New Hampshire governor blocks bill that would have OKd images of babies

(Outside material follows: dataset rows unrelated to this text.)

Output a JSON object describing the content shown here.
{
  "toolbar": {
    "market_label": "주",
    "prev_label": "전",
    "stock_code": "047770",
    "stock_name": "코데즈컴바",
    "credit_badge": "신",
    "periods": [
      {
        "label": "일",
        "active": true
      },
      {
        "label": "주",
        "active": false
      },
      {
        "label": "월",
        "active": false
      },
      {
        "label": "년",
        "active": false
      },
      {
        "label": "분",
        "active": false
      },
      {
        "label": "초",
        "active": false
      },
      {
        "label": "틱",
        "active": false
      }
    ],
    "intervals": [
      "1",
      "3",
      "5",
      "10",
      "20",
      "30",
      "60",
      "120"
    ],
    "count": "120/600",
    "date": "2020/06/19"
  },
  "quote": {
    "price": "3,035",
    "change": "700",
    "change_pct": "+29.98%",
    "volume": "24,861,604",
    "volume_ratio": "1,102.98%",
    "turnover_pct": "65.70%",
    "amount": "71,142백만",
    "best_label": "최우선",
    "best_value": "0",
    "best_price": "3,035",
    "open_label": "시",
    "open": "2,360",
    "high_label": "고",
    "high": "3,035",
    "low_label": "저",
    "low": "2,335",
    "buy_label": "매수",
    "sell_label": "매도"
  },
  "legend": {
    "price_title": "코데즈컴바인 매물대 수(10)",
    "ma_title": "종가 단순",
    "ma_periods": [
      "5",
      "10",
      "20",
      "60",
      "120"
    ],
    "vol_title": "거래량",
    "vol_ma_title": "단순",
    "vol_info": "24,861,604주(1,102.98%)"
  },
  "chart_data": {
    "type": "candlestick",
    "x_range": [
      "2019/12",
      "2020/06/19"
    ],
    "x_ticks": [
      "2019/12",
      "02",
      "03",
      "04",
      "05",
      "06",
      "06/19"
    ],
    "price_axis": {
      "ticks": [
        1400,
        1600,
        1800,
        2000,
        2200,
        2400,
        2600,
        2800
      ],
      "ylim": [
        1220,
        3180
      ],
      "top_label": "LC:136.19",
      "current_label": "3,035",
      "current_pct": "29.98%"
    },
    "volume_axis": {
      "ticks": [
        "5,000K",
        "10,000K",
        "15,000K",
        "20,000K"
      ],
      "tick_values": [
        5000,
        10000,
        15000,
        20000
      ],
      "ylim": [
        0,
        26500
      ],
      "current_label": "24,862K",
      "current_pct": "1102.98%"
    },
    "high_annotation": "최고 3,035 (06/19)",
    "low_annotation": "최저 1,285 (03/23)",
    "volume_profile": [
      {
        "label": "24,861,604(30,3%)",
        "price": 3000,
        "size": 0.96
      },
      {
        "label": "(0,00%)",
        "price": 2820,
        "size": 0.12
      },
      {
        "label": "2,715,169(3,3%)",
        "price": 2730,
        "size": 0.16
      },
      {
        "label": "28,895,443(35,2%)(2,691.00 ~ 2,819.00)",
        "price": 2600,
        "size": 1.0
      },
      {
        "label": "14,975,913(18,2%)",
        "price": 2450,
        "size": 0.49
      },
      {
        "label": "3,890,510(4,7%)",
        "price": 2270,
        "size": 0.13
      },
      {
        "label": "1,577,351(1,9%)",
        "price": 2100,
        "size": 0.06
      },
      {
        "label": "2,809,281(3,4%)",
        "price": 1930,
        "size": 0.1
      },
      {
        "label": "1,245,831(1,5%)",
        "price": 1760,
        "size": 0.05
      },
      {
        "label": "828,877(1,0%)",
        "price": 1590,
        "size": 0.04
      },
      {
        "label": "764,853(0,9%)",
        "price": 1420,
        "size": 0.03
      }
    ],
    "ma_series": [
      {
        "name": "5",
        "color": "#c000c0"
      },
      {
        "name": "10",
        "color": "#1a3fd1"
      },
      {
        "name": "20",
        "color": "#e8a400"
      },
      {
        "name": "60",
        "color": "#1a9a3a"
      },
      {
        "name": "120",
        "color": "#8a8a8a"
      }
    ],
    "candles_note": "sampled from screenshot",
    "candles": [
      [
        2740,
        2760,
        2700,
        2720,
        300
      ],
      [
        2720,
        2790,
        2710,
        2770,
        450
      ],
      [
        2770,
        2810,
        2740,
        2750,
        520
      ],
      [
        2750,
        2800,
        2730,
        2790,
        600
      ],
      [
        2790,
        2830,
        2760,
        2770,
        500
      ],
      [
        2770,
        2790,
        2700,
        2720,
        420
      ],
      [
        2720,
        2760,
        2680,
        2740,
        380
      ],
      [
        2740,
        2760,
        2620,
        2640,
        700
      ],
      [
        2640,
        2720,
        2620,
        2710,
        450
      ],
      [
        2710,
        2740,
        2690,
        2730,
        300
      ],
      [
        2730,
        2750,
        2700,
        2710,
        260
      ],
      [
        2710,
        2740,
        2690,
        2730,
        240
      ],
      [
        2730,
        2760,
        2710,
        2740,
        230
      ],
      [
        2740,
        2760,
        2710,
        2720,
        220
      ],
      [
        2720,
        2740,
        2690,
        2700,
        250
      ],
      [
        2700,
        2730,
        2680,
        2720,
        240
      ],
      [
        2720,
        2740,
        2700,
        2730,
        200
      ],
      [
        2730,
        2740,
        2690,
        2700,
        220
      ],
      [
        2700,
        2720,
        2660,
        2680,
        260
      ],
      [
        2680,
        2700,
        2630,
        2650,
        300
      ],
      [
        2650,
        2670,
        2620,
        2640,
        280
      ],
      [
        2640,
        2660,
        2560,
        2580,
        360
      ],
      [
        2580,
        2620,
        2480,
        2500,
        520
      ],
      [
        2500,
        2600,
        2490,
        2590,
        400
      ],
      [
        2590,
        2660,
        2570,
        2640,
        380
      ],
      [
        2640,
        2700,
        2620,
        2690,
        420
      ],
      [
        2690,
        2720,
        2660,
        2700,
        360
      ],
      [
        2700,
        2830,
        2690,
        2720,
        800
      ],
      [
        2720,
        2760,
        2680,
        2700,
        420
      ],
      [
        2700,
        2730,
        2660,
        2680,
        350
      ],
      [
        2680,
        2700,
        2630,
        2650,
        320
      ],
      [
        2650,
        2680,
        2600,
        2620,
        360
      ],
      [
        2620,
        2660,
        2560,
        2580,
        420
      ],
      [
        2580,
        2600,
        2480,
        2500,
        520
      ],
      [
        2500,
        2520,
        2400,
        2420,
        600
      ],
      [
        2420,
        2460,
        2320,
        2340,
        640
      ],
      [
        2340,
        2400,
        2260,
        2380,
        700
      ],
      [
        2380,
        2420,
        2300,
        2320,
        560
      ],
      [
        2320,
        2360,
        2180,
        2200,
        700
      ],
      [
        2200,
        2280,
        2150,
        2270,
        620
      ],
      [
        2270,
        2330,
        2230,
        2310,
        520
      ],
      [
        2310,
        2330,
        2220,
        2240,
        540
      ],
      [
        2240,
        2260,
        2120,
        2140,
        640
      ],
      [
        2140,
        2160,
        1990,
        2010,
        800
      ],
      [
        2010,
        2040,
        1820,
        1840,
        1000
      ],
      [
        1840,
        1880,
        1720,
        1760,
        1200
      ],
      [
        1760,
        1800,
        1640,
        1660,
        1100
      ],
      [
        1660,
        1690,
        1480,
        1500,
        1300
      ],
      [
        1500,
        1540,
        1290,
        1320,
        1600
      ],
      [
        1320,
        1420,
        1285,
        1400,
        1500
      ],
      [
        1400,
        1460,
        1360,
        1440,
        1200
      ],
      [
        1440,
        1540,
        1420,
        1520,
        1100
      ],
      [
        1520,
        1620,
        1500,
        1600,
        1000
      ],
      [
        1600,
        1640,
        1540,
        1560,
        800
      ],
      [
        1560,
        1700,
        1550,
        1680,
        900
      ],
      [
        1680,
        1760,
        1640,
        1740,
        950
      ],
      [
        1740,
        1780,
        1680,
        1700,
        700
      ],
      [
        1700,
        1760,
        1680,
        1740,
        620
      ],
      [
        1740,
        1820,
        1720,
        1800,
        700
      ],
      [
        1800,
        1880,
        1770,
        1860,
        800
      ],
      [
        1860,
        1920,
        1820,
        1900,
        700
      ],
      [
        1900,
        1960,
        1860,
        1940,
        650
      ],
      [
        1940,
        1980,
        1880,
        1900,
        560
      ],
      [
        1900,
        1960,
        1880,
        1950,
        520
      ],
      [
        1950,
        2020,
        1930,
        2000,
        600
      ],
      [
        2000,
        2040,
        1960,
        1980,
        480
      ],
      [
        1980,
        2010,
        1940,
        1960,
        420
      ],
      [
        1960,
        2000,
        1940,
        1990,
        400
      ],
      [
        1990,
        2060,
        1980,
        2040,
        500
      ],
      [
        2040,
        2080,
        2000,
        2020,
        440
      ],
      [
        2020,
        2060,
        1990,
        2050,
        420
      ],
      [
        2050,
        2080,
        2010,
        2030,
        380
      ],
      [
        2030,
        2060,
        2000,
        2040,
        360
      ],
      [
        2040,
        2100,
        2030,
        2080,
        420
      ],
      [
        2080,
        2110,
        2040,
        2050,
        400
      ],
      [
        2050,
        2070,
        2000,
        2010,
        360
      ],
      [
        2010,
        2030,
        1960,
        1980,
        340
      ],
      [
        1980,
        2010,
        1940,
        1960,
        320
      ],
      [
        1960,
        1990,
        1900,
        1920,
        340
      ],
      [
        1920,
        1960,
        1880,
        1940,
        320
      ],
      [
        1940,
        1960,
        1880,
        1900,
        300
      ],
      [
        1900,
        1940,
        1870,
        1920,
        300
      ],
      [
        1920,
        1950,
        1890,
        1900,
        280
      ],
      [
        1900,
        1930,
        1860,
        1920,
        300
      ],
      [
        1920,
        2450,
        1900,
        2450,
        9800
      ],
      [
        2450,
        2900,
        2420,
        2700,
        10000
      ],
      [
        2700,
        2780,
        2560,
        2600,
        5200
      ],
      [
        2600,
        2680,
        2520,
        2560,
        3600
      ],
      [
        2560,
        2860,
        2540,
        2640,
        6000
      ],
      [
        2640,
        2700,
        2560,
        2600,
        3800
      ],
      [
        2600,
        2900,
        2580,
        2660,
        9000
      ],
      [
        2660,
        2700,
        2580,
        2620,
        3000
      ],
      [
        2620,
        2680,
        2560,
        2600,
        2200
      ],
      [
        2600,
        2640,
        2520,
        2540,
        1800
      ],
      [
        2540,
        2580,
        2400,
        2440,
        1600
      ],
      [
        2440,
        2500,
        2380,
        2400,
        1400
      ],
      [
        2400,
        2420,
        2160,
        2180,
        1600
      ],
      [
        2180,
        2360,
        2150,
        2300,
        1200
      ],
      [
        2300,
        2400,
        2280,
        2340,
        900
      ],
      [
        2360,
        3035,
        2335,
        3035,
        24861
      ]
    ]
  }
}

New Hampshire governor blocks bill that would have OK’d images of babies on beer bottle labels FILE – In this Jan. 15, 2015 file photo, bottles of founders Brewing Breakfast Stout are displayed in North Andover, Mass. New Hampshire Gov. Maggie Hassan on Tuesday, June 2, 2015, vetoed a measure that would have allowed some images of minors to grace alcoholic beverage labels in the state as long as they didn’t encourage young people to drink. State Rep. Keith Murphy, who runs a popular tavern, sponsored the bill because he wanted to be able to buy Breakfast Stout, crafted by Founders Brewery Co. in Grand Rapids, Mich. (AP Photo/Elise Amendola, File) CONCORD, N.H. – Sorry, baby, your picture isn’t going to be on the front of any beer bottles in New Hampshire.Democratic Gov. Maggie Hassan on Tuesday vetoed a measure that would have allowed some images of minors to grace alcoholic beverage labels as long as they didn’t encourage young people to drink.Republican state Rep. Keith Murphy, who runs a popular tavern, sponsored the bill because he wanted to be able to buy Breakfast Stout, crafted by Founders Brewery Co. in Grand Rapids, Michigan. The beer’s label depicts a chubby, Norman Rockwell-esque baby scooping oatmeal into his mouth.Hassan said allowing the images could undermine the state’s efforts to fight underage drinking.“Substance misuse, including alcohol misuse, continues to be one of the major public health and safety challenges facing us as a state,” Hassan said in her veto message. “Moreover, statistics suggest that New Hampshire has among the highest rates of underage drinking in the country.”Murphy said the veto is an overreach and noted that neighbouring Massachusetts, Maine and Vermont sell the beer. He also pointed out that a New Hampshire-produced craft beer, Smuttynose Baltic Porter, would have to come off the shelves because its label shows Father Time and a baby.The federal government already prohibits alcohol labeling or advertising that targets minors.Murphy’s bill would have given the state’s Liquor Commission discretion to approve or deny labels. He said he could understand the commission denying a label showing college kids partying but not the Breakfast Stout depiction.“No reasonable person would believe that this label is intended to appeal to minors in any way,” he said.But the director of enforcement and licensing for the New Hampshire Liquor Commission, James Wilson, said when the bill was introduced in January that the commission already has a “bright line standard” for labeling and was opposed to Murphy’s proposal. by Rik Stevens, The Associated Press Posted Jun 2, 2015 2:57 pm MDT Last Updated Jun 2, 2015 at 10:10 pm MDT AddThis Sharing ButtonsShare to TwitterTwitterShare to FacebookFacebookShare to RedditRedditShare to 電子郵件Email read more